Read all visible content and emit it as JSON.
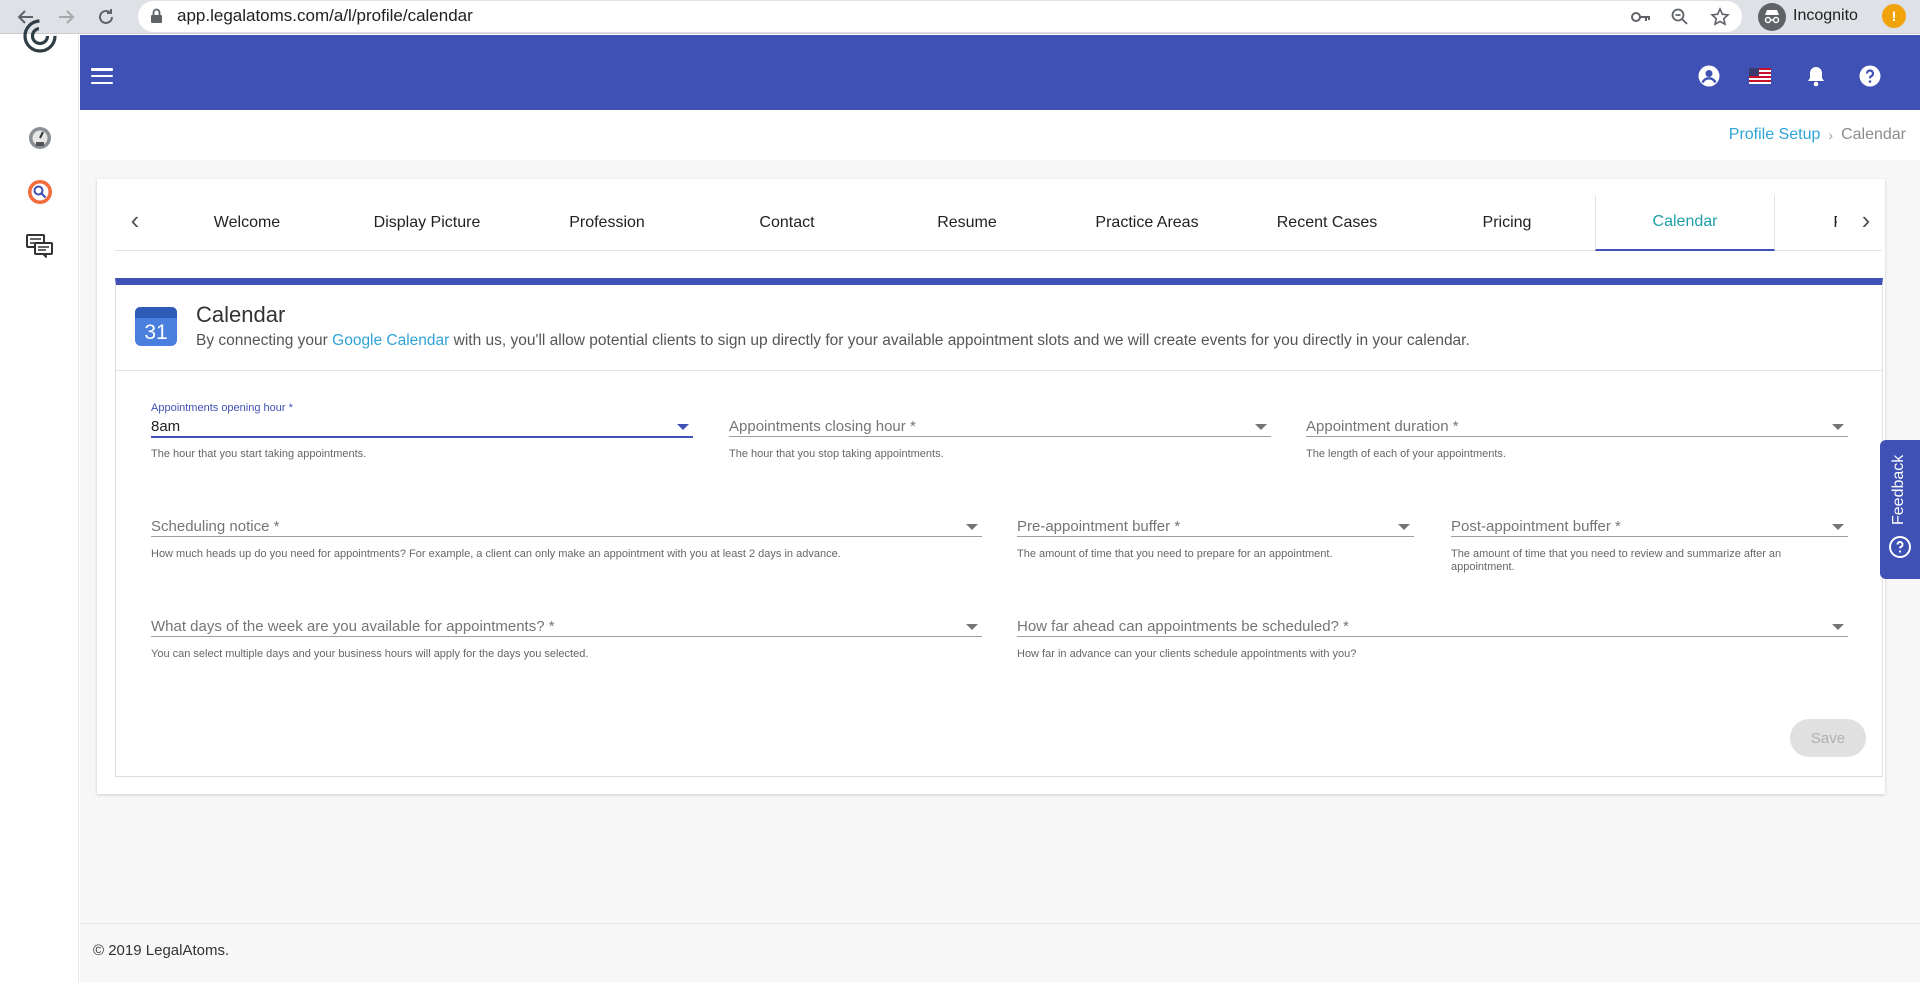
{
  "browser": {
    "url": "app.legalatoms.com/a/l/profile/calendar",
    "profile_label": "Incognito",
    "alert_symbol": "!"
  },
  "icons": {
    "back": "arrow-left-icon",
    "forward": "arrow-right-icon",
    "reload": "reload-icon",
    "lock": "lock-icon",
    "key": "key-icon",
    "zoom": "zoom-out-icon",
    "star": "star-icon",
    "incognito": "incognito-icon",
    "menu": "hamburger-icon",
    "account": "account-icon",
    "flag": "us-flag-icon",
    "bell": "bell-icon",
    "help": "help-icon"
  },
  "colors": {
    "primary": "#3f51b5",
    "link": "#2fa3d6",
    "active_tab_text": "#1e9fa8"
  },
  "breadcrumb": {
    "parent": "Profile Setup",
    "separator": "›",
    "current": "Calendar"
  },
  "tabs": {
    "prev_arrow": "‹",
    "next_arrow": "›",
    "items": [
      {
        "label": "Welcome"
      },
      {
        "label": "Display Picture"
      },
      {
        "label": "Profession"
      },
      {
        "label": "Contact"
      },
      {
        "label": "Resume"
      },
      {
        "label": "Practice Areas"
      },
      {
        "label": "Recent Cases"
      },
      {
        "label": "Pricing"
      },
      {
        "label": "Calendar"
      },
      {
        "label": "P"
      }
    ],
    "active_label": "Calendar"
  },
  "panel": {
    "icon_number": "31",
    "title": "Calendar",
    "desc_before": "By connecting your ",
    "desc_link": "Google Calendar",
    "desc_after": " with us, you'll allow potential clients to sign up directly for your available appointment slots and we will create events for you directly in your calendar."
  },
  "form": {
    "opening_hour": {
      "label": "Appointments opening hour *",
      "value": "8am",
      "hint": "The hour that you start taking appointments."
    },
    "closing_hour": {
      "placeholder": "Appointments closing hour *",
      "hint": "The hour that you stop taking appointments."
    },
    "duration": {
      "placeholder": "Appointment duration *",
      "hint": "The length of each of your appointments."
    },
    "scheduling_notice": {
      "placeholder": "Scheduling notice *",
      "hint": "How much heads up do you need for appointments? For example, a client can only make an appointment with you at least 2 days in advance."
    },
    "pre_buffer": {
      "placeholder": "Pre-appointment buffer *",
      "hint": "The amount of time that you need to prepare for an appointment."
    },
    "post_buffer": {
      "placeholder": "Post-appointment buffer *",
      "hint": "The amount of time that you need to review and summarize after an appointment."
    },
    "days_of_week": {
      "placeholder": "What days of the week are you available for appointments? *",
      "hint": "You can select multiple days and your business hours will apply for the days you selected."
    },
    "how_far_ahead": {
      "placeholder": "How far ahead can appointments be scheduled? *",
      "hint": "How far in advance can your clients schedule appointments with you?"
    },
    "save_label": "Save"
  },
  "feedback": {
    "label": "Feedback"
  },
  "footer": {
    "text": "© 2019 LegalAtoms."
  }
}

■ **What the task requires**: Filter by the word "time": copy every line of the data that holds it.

■ **Completed exercise**:
      "hint": "The amount of time that you need to prepare for an appointment."
      "hint": "The amount of time that you need to review and summarize after an appointment."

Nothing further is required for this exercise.